The homes won’t be available until 2013, but as it is built, the developer hopes to create $4.6 billion in economic activity over a period of 20 years. The project will comprise 11,750 homes on 1,554 acres between Kapolei, Ewa and Waipahu, with another three million square feet of commercial space.

"West Oahu has emerged as a vibrant community, especially with new, world-class neighbors like UH West Oahu, Salvation Army Kroc Center and the Department of Hawaiian Home Lands’ planned shopping center," says Nekota.

The plan is for Hoopili to reduce auto dependence by creating a compact community featuring a mix of land uses in a "village" setting. Designed to be a highly "walkable" community, shops, restaurants, five new school sites and 20 neighborhood parks in Hoopili should be accessible within a short walk from residences.

"Hoopili is the first community development in Hawaii to prepare a Health Impact Assessment and to measure key health indicators embedded in the design," says Jim Charlier, president of Charlier Associates, Inc. and a sustainability expert. "The result is a community that is designed to promote a healthy lifestyle, as well as promote greater community cohesion where people get to know their neighbors and enjoy a sense of belonging."

The community will also provide the opportunity to farm more than 15 percent of the developable acreage, which is approximately 159 acres of low-slope land for organic commercial farm use, approximately eight acres of land for use as community gardens, and possibly additional 84 acres for home gardens. Home gardens, or "steward" gardens are one of the most unique features of Hoopili’s urban agriculture program.

The program "incorporates food production right within the community," says Dean Okimoto, owner of Nalo Farms. "In many ways, Hoopili captures the best parts of old Hawai’i where families grew their own fruits and vegetables, either to eat themselves or to share."
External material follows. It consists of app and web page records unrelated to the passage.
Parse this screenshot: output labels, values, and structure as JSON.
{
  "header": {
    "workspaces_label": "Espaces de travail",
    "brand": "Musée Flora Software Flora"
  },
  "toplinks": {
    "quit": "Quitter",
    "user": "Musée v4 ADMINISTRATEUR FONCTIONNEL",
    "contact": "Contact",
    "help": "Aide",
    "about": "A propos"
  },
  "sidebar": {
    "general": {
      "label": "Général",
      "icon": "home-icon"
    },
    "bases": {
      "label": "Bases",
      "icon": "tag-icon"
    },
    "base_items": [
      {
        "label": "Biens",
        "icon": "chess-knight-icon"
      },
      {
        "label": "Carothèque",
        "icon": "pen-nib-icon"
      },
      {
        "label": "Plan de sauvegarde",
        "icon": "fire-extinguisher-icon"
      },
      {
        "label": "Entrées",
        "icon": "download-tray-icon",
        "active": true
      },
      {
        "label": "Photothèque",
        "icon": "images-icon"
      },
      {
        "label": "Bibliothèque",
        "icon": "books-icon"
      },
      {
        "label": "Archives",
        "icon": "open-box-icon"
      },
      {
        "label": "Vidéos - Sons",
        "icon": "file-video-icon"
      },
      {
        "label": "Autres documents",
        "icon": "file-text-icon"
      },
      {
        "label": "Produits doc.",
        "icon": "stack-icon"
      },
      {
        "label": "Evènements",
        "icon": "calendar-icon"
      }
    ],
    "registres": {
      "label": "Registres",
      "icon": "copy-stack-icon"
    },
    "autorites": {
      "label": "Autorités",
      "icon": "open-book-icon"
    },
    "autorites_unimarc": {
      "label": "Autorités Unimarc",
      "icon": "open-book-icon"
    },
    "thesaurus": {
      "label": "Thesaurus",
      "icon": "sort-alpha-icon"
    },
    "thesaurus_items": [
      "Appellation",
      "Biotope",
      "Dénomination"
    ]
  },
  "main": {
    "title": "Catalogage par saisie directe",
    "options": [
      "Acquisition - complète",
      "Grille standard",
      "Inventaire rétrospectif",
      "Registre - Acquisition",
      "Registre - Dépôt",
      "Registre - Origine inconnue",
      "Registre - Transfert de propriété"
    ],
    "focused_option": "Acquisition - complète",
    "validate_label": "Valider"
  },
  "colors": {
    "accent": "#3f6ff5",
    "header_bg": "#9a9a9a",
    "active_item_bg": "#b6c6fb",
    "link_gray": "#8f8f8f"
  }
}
All single-family homes in Hoopili will be constructed with roofs that are photovoltaic (PV)-ready; 10 percent of the homes will already be fitted with rooftop PV systems. All homes will be electric car-ready; inside, they will include Energy Star appliances, energy-efficient lighting and water-saving fixtures.

Hoopili will also feature a solar farm, designed and built by solar company Hoku, that is located adjacent to the property. It will provide 5 MW of clean renewable energy, translating to eight million kilowatt-hours of solar power annually.